= PROBLEM DESCRIPTION =
Search the entries below for "Karaoke" and copy each matching line.

Website and app data records

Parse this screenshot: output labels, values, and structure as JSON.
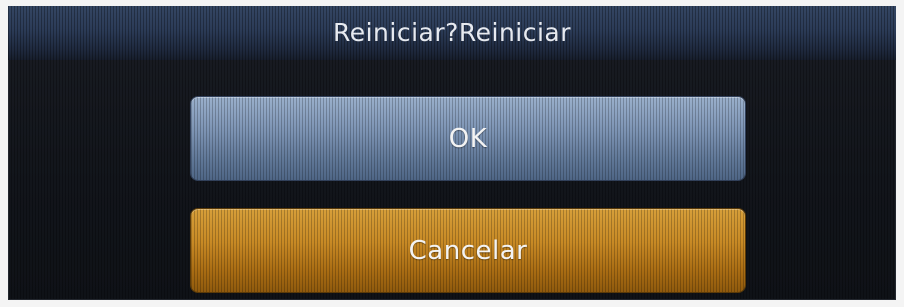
{
  "dialog": {
    "title": "Reiniciar?Reiniciar",
    "ok_label": "OK",
    "cancel_label": "Cancelar"
  },
  "colors": {
    "title_bar": "#2b3b57",
    "ok_button": "#7d94b4",
    "cancel_button": "#c88a25",
    "background": "#12151b"
  }
}
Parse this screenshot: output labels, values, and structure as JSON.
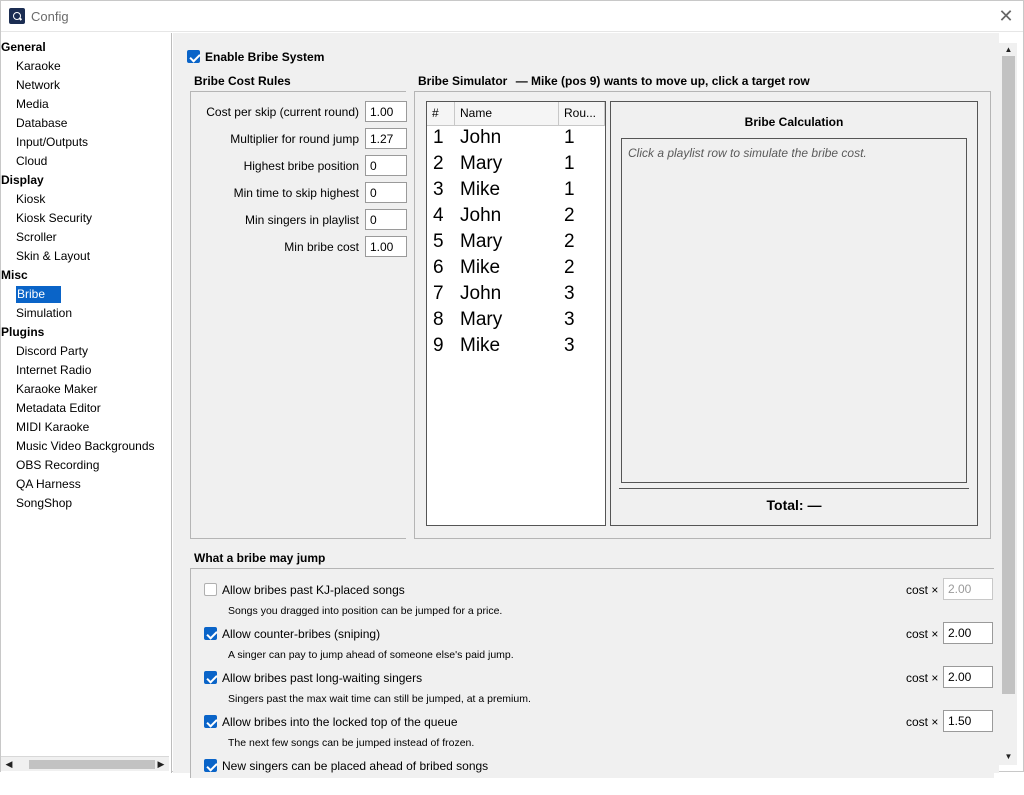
{
  "window": {
    "title": "Config"
  },
  "sidebar": {
    "tree": [
      {
        "type": "cat",
        "label": "General"
      },
      {
        "type": "item",
        "label": "Karaoke"
      },
      {
        "type": "item",
        "label": "Network"
      },
      {
        "type": "item",
        "label": "Media"
      },
      {
        "type": "item",
        "label": "Database"
      },
      {
        "type": "item",
        "label": "Input/Outputs"
      },
      {
        "type": "item",
        "label": "Cloud"
      },
      {
        "type": "cat",
        "label": "Display"
      },
      {
        "type": "item",
        "label": "Kiosk"
      },
      {
        "type": "item",
        "label": "Kiosk Security"
      },
      {
        "type": "item",
        "label": "Scroller"
      },
      {
        "type": "item",
        "label": "Skin & Layout"
      },
      {
        "type": "cat",
        "label": "Misc"
      },
      {
        "type": "item",
        "label": "Bribe",
        "selected": true
      },
      {
        "type": "item",
        "label": "Simulation"
      },
      {
        "type": "cat",
        "label": "Plugins"
      },
      {
        "type": "item",
        "label": "Discord Party"
      },
      {
        "type": "item",
        "label": "Internet Radio"
      },
      {
        "type": "item",
        "label": "Karaoke Maker"
      },
      {
        "type": "item",
        "label": "Metadata Editor"
      },
      {
        "type": "item",
        "label": "MIDI Karaoke"
      },
      {
        "type": "item",
        "label": "Music Video Backgrounds"
      },
      {
        "type": "item",
        "label": "OBS Recording"
      },
      {
        "type": "item",
        "label": "QA Harness"
      },
      {
        "type": "item",
        "label": "SongShop"
      }
    ]
  },
  "main": {
    "enable_label": "Enable Bribe System",
    "enable_checked": true,
    "cost_rules": {
      "title": "Bribe Cost Rules",
      "rules": [
        {
          "label": "Cost per skip (current round)",
          "value": "1.00"
        },
        {
          "label": "Multiplier for round jump",
          "value": "1.27"
        },
        {
          "label": "Highest bribe position",
          "value": "0"
        },
        {
          "label": "Min time to skip highest",
          "value": "0"
        },
        {
          "label": "Min singers in playlist",
          "value": "0"
        },
        {
          "label": "Min bribe cost",
          "value": "1.00"
        }
      ]
    },
    "simulator": {
      "title": "Bribe Simulator",
      "subtitle": "— Mike (pos 9) wants to move up, click a target row",
      "columns": [
        "#",
        "Name",
        "Rou..."
      ],
      "rows": [
        {
          "pos": "1",
          "name": "John",
          "round": "1"
        },
        {
          "pos": "2",
          "name": "Mary",
          "round": "1"
        },
        {
          "pos": "3",
          "name": "Mike",
          "round": "1"
        },
        {
          "pos": "4",
          "name": "John",
          "round": "2"
        },
        {
          "pos": "5",
          "name": "Mary",
          "round": "2"
        },
        {
          "pos": "6",
          "name": "Mike",
          "round": "2"
        },
        {
          "pos": "7",
          "name": "John",
          "round": "3"
        },
        {
          "pos": "8",
          "name": "Mary",
          "round": "3"
        },
        {
          "pos": "9",
          "name": "Mike",
          "round": "3"
        }
      ],
      "calc_title": "Bribe Calculation",
      "calc_hint": "Click a playlist row to simulate the bribe cost.",
      "total": "Total: —"
    },
    "jump": {
      "title": "What a bribe may jump",
      "cost_prefix": "cost ×",
      "options": [
        {
          "label": "Allow bribes past KJ-placed songs",
          "desc": "Songs you dragged into position can be jumped for a price.",
          "checked": false,
          "cost": "2.00",
          "enabled": false
        },
        {
          "label": "Allow counter-bribes (sniping)",
          "desc": "A singer can pay to jump ahead of someone else's paid jump.",
          "checked": true,
          "cost": "2.00",
          "enabled": true
        },
        {
          "label": "Allow bribes past long-waiting singers",
          "desc": "Singers past the max wait time can still be jumped, at a premium.",
          "checked": true,
          "cost": "2.00",
          "enabled": true
        },
        {
          "label": "Allow bribes into the locked top of the queue",
          "desc": "The next few songs can be jumped instead of frozen.",
          "checked": true,
          "cost": "1.50",
          "enabled": true
        },
        {
          "label": "New singers can be placed ahead of bribed songs",
          "desc": "",
          "checked": true,
          "cost": "",
          "enabled": true
        }
      ]
    }
  },
  "colors": {
    "accent": "#0a64c8",
    "panel_bg": "#f0f0f0"
  }
}
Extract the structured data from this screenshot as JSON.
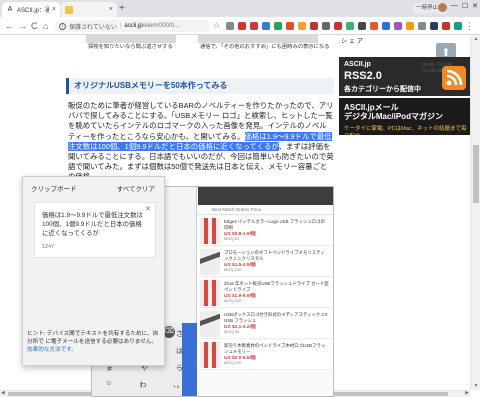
{
  "browser": {
    "tabs": [
      {
        "favicon": "A",
        "title": "ASCII.jp：通常やGoogle, スマホ",
        "close": "×"
      },
      {
        "favicon": "",
        "title": "",
        "close": "×"
      }
    ],
    "new_tab": "+",
    "user_button": "一時停止中",
    "window_controls": {
      "minimize": "—",
      "maximize": "☐",
      "close": "✕"
    },
    "nav": {
      "back": "←",
      "forward": "→",
      "reload": "C",
      "home": "⌂"
    },
    "address": {
      "security": "保護されていない",
      "host": "ascii.jp",
      "path": "/elem/000/0..."
    },
    "star": "☆",
    "menu": "⋮"
  },
  "article": {
    "thumb_captions": [
      "探物を知りたいなら聞ぶ返させする",
      "通信で、「その他のおすすめ」にも困時みの表示になる"
    ],
    "section_heading": "オリジナルUSBメモリーを50本作ってみる",
    "paragraph_before": "販促のために筆者が経営しているBARのノベルティーを作りたかったので、アリババで探してみることにする。「USBメモリー ロゴ」と検索し、ヒットした一覧を眺めていたらインテルのロゴマークの入った画像を発見。インテルのノベルティーを作ったところなら安心かも、と開いてみる。",
    "paragraph_highlight": "価格は1.9〜9.9ドルで最低注文数は100個、1個9.9ドルだと日本の価格に近くなってくるが",
    "paragraph_after": "、まずは評価を聞いてみることにする。日本語でもいいのだが、今回は簡単いも防ぎたいので英語で聞いてみた。まずは個数は50個で発送先は日本と伝え、メモリー容量ごとの価格"
  },
  "sidebar": {
    "share_text": "シェア",
    "rss_brand": "ASCII.jp",
    "rss_title": "RSS2.0",
    "rss_sub": "各カテゴリーから配信中",
    "rss_ghost": "Really Simple Syndication",
    "mail_brand": "ASCII.jpメール",
    "mail_title": "デジタルMac/iPodマガジン",
    "mail_sub": "ケータイに家電、PCはMac、ネットの話題まで毎日配信",
    "scroll_top": "⬆"
  },
  "clipboard": {
    "title": "クリップボード",
    "clear_all": "すべてクリア",
    "item_text": "価格は1.9〜9.9ドルで最低注文数は100個、1個9.9ドルだと日本の価格に近くなってくるが",
    "item_count": "1247",
    "item_close": "✕",
    "hint_text": "ヒント: デバイス間でテキストを共有するために、自分所で に電子メールを送信する必要はありません。",
    "hint_link": "効果的な方法です。"
  },
  "phone": {
    "ime_strip": "の  と  こ  を  は  が",
    "tabs_text": "Best Match   Orders   Price",
    "keyboard_rows": [
      [
        "あ",
        "か",
        "さ"
      ],
      [
        "た",
        "な",
        "は"
      ],
      [
        "ま",
        "や",
        "ら"
      ],
      [
        "☺",
        "わ",
        "、。"
      ]
    ],
    "items": [
      {
        "title": "Edge4 インテルカラーLogo USB フラッシュロゴの印刷",
        "price": "US $0.8-1.9/個",
        "sub": "MOQ:50"
      },
      {
        "title": "プロモーションのギフトペンドライブメモリスティックミニクリスタル",
        "price": "US $1.5-4.5/個",
        "sub": "MOQ:100"
      },
      {
        "title": "2016 年ホット販売USBフラッシュドライブ カード型ペンドライブ",
        "price": "US $1.9-9.9/個",
        "sub": "MOQ:100"
      },
      {
        "title": "USBボックスロゴ付き形式のメディアスティック 2.0 USB フラッシュ",
        "price": "US $2.1-4.2/個",
        "sub": "MOQ:50"
      },
      {
        "title": "卸売り木製素材のペンドライブ木材ロゴUSBフラッシュメモリー",
        "price": "US $2.0-5.5/個",
        "sub": "MOQ:100"
      }
    ]
  },
  "colors": {
    "accent_blue": "#1c55a3",
    "highlight": "#3b78ff",
    "rss_orange": "#f08a24"
  }
}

= TASK ANSWER =
        "label": "Karaoke"
        "label": "Karaoke Maker"
        "label": "MIDI Karaoke"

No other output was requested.